It was bound to come back up again. What to do about the rise of social networking sites, and their use by members of the media and by athletes. Saturday morning we were once again faced with "too much information."
The facebook pages of UGA defensive tackle Derick Lott and tailback Washaun Ealey both had notes apparently posted by them that they had been injured. Lott's page read "Day 4 was not so good i messed up my arm nd (sic.) will be out for a while." Ealey's page read, "im out of practice due to an elbow injury!! please pray for me!!!"
Both Lott and Ealey are freshmen, and perhaps messages like this will not appear in the future should the coaching staff determine that such information getting out in such a manner is not a good thing.
Earlier this week, the Associated Press ran a story on the NFL's reaction to media, fans, and players using Facebook and Twitter to pass along information. While the league is in favor of such things for obvious promotional reasons, many coaches and general managers are not on board.
This all happens at a time when the Southeastern Conference sent out a memo to league schools announcing a new policy to limit media coverage of teams this season. The SEC recently signed deals with certain media outlets and is apparently trying to add exclusivity of coverage for their new customers.
While the obvious problems of a private entity dictating the amount of freedom of the press a state school, staffed by state employees, will allow at events on state property are one thing, the other glaring issue is that with this shrinkage of coverage by journalists, that void will likely be filled by fan bloggers and athletes.

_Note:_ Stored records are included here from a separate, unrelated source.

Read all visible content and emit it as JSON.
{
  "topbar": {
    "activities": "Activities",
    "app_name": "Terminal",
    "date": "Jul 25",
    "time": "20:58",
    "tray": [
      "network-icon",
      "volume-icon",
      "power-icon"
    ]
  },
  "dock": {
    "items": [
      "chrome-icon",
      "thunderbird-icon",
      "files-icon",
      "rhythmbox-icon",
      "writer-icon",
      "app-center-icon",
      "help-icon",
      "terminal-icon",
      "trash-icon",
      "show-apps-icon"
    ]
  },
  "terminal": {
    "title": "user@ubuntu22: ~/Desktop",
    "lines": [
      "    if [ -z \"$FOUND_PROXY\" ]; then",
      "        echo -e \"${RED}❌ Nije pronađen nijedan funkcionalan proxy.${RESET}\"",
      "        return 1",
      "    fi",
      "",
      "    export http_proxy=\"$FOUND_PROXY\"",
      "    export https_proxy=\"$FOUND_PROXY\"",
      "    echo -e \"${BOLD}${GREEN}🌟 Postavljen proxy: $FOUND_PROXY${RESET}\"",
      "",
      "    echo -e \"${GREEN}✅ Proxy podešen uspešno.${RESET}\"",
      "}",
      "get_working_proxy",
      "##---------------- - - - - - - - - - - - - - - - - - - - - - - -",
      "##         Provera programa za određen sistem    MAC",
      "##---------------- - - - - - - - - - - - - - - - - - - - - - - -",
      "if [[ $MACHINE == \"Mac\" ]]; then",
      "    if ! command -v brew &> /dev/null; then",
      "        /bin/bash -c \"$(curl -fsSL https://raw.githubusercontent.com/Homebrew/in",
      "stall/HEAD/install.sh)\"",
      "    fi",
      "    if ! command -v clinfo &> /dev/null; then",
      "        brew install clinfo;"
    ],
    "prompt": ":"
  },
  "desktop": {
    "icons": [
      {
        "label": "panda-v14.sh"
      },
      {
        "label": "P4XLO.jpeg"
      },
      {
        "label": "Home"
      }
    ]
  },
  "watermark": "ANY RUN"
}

Georgia defensive tackle Jeff Owens made a big show out of the video documentary he did while at the SEC Media Days in July. His twitter page has constant updates and even includes interviews with other players.
Asked his opinion on this, head coach Mark Richt told UGASports, ""We talk to them about it (Facebook, MySpace), and just tell them to be smart," he said. "We just tell them not to do or say anything that they're going to be ashamed of."
While Owens' situation is a bit different in that, he is just staying connected with his fans and has said nothing to compromise the team or draw the ire of coaches, the situation is certainly ripe for problems in the future when athletes and fan blogs are regarded as sources of information.
Stifling opinion is not the issue; it is the rapid expansion of so many opinions in an age where readers are hit with a barrage of information. Some newspapers and media outlets have their writers keep blogs, fans have blogs, and the average sports fan looking for that next nugget of information is going to find plenty and upon closing their browser probably not remember where they read what.
Why should they?
A sports columnist is more-or-less just a fan with a journalism degree. Bloggers are, well bloggers are everywhere so who keeps count of whether it is a newspaper writer of fan living two time zones away
from the action?
Meanwhile, those in the position to allow media access are seeking to limit the access to those who write the next check.
In an age where everyone likes to gripe about the amount of misinformation--remember the Marlon Brown Facebook fiasco?--we sure seem to do a good job at making the problem worse.
But that is just my opinion. I am sure coach Richt will be asked about the two injures after Saturday afternoon's practice.